## What is being asked
Only the lines from the one that contains "What's the underlying" through the last line of the records should appear, each printed exactly as it is.

---------------

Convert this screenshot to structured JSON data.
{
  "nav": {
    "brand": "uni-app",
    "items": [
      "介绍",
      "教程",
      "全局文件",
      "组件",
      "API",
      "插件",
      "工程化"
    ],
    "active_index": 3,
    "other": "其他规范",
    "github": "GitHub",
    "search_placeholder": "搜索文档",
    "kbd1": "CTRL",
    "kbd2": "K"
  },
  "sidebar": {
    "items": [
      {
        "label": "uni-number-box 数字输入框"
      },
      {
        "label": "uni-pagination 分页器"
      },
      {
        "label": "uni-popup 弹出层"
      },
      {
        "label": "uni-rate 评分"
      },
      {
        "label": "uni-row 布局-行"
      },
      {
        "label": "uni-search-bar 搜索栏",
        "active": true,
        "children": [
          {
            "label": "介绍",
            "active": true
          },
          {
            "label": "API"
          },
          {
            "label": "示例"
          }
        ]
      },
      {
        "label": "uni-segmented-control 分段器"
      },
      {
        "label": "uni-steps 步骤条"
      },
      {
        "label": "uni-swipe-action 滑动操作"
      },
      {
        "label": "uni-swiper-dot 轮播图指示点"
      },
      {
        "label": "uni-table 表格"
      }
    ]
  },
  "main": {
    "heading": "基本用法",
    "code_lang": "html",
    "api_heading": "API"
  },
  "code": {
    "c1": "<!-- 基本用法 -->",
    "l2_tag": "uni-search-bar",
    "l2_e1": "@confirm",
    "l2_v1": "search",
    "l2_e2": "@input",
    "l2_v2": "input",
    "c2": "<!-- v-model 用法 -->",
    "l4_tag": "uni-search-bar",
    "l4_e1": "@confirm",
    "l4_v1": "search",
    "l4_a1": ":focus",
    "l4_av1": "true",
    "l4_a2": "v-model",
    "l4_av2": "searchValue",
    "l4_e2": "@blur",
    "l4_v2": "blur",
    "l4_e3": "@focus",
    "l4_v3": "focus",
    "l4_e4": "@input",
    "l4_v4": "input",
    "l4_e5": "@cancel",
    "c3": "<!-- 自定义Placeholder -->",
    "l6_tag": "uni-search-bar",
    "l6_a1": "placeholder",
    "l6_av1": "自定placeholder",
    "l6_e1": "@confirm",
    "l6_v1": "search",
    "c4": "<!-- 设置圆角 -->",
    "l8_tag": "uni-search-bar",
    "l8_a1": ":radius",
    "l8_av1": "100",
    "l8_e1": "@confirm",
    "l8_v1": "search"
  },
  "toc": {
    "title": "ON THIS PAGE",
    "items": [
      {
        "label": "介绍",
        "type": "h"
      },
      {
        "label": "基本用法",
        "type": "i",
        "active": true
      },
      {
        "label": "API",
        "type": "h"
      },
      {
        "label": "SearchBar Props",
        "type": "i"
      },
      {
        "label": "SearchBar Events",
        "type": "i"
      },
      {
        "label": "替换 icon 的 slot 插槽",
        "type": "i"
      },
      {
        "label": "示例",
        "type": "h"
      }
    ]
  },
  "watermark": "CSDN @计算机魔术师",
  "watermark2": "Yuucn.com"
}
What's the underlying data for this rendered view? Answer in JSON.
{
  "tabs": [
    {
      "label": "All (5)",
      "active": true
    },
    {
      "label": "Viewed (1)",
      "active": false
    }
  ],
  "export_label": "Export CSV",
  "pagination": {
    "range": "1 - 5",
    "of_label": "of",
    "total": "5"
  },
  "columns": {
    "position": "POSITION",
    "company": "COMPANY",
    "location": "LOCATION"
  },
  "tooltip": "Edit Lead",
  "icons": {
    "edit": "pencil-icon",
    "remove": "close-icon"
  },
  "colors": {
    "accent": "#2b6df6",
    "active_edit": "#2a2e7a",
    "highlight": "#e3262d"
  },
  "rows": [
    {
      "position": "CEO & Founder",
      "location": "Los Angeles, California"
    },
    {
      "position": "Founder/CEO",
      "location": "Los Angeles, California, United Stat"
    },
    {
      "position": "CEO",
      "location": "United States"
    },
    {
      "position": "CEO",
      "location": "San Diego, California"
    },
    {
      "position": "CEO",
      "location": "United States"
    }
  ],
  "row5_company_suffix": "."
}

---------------

## Exercise answer
What's the underlying data for this rendered view? Answer in JSON.
{
  "tabs": [
    {
      "label": "All (5)",
      "active": true
    },
    {
      "label": "Viewed (1)",
      "active": false
    }
  ],
  "export_label": "Export CSV",
  "pagination": {
    "range": "1 - 5",
    "of_label": "of",
    "total": "5"
  },
  "columns": {
    "position": "POSITION",
    "company": "COMPANY",
    "location": "LOCATION"
  },
  "tooltip": "Edit Lead",
  "icons": {
    "edit": "pencil-icon",
    "remove": "close-icon"
  },
  "colors": {
    "accent": "#2b6df6",
    "active_edit": "#2a2e7a",
    "highlight": "#e3262d"
  },
  "rows": [
    {
      "position": "CEO & Founder",
      "location": "Los Angeles, California"
    },
    {
      "position": "Founder/CEO",
      "location": "Los Angeles, California, United Stat"
    },
    {
      "position": "CEO",
      "location": "United States"
    },
    {
      "position": "CEO",
      "location": "San Diego, California"
    },
    {
      "position": "CEO",
      "location": "United States"
    }
  ],
  "row5_company_suffix": "."
}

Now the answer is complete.